=== Section Start ===

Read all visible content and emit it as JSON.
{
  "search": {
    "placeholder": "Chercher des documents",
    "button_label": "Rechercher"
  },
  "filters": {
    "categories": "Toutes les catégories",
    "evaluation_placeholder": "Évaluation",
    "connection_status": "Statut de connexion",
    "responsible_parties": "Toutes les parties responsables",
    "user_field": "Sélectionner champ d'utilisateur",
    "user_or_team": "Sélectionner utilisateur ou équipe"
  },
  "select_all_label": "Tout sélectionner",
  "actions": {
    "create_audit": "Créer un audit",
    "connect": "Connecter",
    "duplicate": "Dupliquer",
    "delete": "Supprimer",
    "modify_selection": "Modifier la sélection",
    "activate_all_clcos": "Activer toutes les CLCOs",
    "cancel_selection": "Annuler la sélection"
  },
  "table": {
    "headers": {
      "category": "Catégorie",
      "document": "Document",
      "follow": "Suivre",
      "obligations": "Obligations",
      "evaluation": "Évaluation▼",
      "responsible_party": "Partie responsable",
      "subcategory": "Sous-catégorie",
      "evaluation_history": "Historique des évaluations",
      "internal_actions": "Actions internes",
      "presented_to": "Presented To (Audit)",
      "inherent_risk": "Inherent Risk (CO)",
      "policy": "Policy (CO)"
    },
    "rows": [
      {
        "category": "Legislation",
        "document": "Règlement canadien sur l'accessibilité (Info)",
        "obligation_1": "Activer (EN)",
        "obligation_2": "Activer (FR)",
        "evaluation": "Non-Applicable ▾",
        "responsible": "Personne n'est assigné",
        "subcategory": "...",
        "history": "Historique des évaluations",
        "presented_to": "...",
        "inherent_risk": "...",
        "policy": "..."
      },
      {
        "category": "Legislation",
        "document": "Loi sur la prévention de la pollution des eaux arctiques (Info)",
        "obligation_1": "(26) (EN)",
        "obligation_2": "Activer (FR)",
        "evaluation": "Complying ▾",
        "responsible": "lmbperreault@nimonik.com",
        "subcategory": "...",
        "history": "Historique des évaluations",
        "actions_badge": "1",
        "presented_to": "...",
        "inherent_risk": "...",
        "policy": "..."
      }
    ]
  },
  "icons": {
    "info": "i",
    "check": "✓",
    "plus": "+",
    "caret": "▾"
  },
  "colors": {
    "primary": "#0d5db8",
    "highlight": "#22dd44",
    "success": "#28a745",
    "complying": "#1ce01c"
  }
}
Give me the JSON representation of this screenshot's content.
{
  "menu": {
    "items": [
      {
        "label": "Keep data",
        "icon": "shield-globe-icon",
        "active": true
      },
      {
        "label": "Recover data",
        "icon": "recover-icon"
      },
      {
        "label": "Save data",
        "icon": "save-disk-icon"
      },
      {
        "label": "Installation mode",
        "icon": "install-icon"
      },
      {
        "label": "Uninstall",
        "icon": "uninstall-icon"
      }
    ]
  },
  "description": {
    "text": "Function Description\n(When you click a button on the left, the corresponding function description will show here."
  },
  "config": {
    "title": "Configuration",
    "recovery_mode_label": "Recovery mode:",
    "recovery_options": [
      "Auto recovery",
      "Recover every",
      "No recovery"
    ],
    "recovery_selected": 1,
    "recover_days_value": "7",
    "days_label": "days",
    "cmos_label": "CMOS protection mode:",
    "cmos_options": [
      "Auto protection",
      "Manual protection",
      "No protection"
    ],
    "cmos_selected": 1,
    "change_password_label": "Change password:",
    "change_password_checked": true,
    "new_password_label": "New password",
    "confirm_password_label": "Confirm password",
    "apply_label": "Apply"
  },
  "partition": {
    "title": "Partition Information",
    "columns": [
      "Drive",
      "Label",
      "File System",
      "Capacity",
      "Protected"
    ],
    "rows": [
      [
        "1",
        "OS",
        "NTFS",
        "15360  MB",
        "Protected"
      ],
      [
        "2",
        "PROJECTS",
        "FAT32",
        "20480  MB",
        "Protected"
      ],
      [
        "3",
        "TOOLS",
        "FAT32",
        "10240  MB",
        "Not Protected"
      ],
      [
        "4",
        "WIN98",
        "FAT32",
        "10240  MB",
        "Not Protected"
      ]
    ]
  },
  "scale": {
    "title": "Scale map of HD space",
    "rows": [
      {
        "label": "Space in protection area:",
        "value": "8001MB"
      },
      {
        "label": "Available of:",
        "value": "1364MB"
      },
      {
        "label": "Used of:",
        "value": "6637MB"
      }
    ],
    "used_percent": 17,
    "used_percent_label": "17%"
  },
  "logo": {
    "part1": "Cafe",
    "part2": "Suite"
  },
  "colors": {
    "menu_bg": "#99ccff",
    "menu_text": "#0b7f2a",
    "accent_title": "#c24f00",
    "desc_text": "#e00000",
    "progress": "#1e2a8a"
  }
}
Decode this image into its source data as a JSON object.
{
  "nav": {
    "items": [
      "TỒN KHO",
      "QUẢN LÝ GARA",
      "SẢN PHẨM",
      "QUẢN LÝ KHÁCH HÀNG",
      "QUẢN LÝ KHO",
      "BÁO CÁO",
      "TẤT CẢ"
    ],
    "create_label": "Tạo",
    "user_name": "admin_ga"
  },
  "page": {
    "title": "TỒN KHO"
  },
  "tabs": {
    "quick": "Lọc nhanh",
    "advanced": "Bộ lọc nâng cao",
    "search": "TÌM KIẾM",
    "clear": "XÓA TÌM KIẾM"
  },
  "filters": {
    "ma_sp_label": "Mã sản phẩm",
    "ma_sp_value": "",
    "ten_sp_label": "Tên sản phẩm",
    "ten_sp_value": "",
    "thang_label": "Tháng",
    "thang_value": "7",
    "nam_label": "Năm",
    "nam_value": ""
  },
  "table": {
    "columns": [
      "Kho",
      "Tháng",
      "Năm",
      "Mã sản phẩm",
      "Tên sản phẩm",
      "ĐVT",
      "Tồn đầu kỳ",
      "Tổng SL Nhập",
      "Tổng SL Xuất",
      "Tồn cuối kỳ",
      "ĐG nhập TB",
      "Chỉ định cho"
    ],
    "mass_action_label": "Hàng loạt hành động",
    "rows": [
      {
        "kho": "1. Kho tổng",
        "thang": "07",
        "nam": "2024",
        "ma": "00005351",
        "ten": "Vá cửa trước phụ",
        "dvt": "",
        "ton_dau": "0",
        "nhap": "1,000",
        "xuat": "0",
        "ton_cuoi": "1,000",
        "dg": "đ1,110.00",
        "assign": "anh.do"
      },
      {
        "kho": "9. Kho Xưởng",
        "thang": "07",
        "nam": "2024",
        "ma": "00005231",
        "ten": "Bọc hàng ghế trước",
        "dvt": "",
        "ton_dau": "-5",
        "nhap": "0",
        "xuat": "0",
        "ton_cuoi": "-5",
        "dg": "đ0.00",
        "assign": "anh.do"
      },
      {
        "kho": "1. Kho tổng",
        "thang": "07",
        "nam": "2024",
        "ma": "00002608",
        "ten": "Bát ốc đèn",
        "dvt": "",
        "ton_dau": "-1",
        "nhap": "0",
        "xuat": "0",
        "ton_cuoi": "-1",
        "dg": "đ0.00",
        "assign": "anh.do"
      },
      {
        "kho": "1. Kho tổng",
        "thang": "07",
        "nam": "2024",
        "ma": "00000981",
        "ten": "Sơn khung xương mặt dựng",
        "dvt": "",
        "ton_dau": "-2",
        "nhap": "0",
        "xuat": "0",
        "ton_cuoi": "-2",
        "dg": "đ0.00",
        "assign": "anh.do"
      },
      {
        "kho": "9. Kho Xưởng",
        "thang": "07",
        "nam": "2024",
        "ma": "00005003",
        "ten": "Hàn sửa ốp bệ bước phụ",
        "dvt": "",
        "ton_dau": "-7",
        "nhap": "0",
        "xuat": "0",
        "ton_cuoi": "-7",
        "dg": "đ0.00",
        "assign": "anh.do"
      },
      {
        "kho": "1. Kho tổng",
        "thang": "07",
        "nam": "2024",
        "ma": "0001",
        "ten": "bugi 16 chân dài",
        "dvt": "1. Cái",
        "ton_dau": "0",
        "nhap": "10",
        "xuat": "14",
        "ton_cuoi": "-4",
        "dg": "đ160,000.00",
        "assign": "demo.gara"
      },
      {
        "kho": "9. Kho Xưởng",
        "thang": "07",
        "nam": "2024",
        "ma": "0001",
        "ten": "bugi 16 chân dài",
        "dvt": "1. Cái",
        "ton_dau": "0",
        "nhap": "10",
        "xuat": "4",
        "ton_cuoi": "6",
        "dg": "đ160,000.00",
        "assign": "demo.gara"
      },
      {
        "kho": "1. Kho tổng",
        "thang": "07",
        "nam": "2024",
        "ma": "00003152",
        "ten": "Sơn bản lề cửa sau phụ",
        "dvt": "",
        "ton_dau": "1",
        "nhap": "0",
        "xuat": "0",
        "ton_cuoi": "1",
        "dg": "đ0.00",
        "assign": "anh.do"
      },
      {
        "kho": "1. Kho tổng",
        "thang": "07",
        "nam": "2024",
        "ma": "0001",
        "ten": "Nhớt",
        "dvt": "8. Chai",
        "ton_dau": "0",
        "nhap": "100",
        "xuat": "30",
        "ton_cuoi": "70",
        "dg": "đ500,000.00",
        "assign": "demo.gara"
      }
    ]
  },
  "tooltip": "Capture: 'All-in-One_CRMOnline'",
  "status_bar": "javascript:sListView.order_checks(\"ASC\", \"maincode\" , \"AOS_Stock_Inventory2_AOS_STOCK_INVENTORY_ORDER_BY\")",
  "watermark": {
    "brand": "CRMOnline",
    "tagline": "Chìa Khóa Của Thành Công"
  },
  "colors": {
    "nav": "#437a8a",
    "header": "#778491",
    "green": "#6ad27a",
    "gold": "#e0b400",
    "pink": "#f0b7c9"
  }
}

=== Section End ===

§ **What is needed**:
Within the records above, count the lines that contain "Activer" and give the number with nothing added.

§ **Finished task**:
4